During most of my educational experience, imagination was frowned upon. Teachers wanted me to use the knowledge I gained from my books and their instruction and not vary from those works. At home, I had the opposite approach.

My parents, particularly my mother, not only encouraged my imagination, but did everything they could to enhance it. I was given the opportunity to create and experiment with everything from paper sculpture and music to electronics and heavy equipment operation; a unique combination of experiences, to say the least.

The drive to achieve is not limited to those in academia. Applying a vivid imagination using knowledge and experience to solve problems has been a driving force behind American ingenuity.

A great number of history-making people had virtually no formal education; Abraham Lincoln and the Wright Brothers, just to name a few. Some academics would have you believe that these people were anomalies but I believe they are far more common than is generally known.

Often, rising to greatness has more to do with luck and circumstance than anything else. There is something to be said for being in the right place at the right time, regardless of how intensive your labor.

Academics are fine, and necessary, and everyone should take advantage of as much education as they like. But I think our teachers should spend as much time encouraging creative thought and diversified study of the individual. What makes that student thrive? What makes her yearn to know more?

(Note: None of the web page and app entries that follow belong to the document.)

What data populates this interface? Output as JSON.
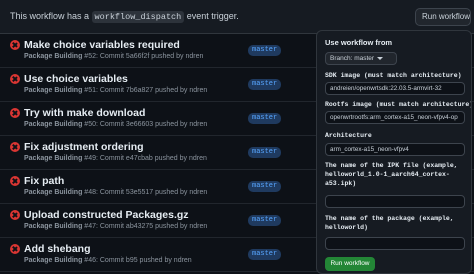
{
  "banner": {
    "text_before": "This workflow has a ",
    "code": "workflow_dispatch",
    "text_after": " event trigger.",
    "run_button": "Run workflow"
  },
  "runs": [
    {
      "title": "Make choice variables required",
      "workflow": "Package Building",
      "detail": " #52: Commit 5a66f2f pushed by ndren",
      "branch": "master",
      "status": "failure"
    },
    {
      "title": "Use choice variables",
      "workflow": "Package Building",
      "detail": " #51: Commit 7b6a827 pushed by ndren",
      "branch": "master",
      "status": "failure"
    },
    {
      "title": "Try with make download",
      "workflow": "Package Building",
      "detail": " #50: Commit 3e66603 pushed by ndren",
      "branch": "master",
      "status": "failure"
    },
    {
      "title": "Fix adjustment ordering",
      "workflow": "Package Building",
      "detail": " #49: Commit e47cbab pushed by ndren",
      "branch": "master",
      "status": "failure"
    },
    {
      "title": "Fix path",
      "workflow": "Package Building",
      "detail": " #48: Commit 53e5517 pushed by ndren",
      "branch": "master",
      "status": "failure"
    },
    {
      "title": "Upload constructed Packages.gz",
      "workflow": "Package Building",
      "detail": " #47: Commit ab43275 pushed by ndren",
      "branch": "master",
      "status": "failure"
    },
    {
      "title": "Add shebang",
      "workflow": "Package Building",
      "detail": " #46: Commit b95 pushed by ndren",
      "branch": "master",
      "status": "failure"
    }
  ],
  "panel": {
    "title": "Use workflow from",
    "branch_select": "Branch: master",
    "fields": [
      {
        "label": "SDK image (must match architecture)",
        "value": "andreien/openwrtsdk:22.03.5-armvirt-32"
      },
      {
        "label": "Rootfs image (must match architecture)",
        "value": "openwrtrootfs:arm_cortex-a15_neon-vfpv4-op"
      },
      {
        "label": "Architecture",
        "value": "arm_cortex-a15_neon-vfpv4"
      },
      {
        "label": "The name of the IPK file (example, helloworld_1.0-1_aarch64_cortex-a53.ipk)",
        "value": ""
      },
      {
        "label": "The name of the package (example, helloworld)",
        "value": ""
      }
    ],
    "submit": "Run workflow"
  },
  "colors": {
    "failure": "#da3633",
    "accent": "#238636",
    "branch": "#58a6ff"
  }
}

If advanced education is the goal, such as a master’s or post-graduate degree, more hands-on experience should be required before the diploma is awarded. There are far too many MBA’s and PhD’s out there with little to no practical experience behind them.

My educational background is in engineering, computer programming and the sciences, but most of my real-world experience is in communications, writing and the media. My education allows me to have a better understanding of the world as a whole and my experience helps me to apply it to a practical, wage-earning end.

If not for the creativity and drive I was taught by my family, some of which must be inherent, it’s likely I would be punching a clock at some technology lab somewhere, miserable and confined.  I have found, on my own, a blend of these vital components, but that’s hard to teach someone.

Not all educators are as rigid in their teachings as I am generalizing here. I had a few over the years who encouraged self-expression of imagination, even in the sciences. But in the end, each person has to find his or her own path but it should be as balanced as possible between imagination and knowledge.

Humanities greatest achievements have been made by some of the least-educated, most imaginative people who ever lived. There is still room for enlightenment, regardless of how many letters are after your name.

If you are not an academic over-achiever, never be intimidated by knowledge. Knowledge is free for all and in today’s high-tech world it is more accessible than ever. Take advantage of that!

For those with advanced education but no experience, don’t be so cocky about that piece of paper you’re carrying around. Be aware enough of your own shortcomings to ask more experienced people for assistance.

If you value the experience of others, no matter what their educational background, you will go much further and gain respect for your efforts.